" I don't try to force myself to do anything that isn’t comfortable. It’s like seeing Mick Jagger doing a solo show without playing any Rolling Stones tunes."
C: Do you have aspirations to grow your audience to a point where you can play smaller concert halls, similar to how Henry Rollins does with his spoken word shows?

MF: The tours have come long way in the past year. With one phone call, my agent has me in any city I happen to be geographically linked to with WWE performances and other travels. As for future shows, I don't know what kind of halls Rollins plays but there are few comedians who can play places like Zanies without handing out comps. To think about broadening at that point is kind of wasted energy. I’ve played bigger halls in the U.K. but found 400-500 seat halls are my sweet spot. In the U.S. 200-300 seaters are great.

C: Looking back, do you see the skits you performed in WWE’s Attitude Era as planting seeds for comedy/spoken word career?

MF: Oh, sure. It was during that era that my knee joints started giving out and lower back got worse. I had to find a way to connect with the audience that didn't involve physicality. And when my book (Have a Nice Day! A Tale of Blood and Sweatsocks) became successful, I had the opportunity to speak with colleges and larger audiences. That’s when I realized I could entertain people through the spoken word.

C: I heard you were producing a documentary on the lives of professional Santa Clauses? Is this true?

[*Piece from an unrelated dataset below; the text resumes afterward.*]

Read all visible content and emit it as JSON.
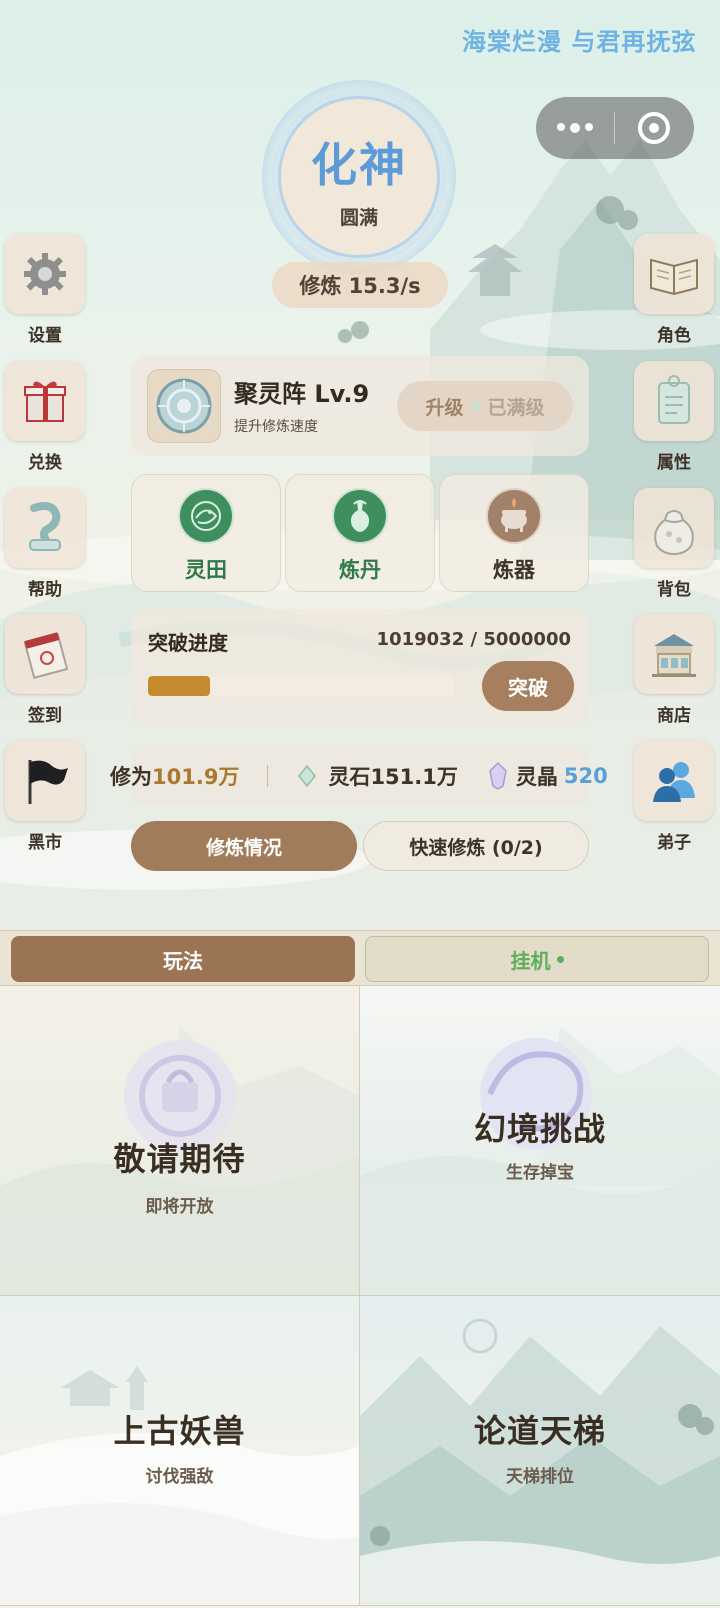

MF: Absolutely. It’s called I Am Santa Claus and it follows me as I transform myself into Santa Claus, along with five other professional Santas. We (Foley and director Tommy Avallone) successfully funded a Kickstarter campaign and our plan now is to complete as good a movie as possible. I do discuss Santa from time to time in the show, but I’m not sure if he'll make his way to Chicago.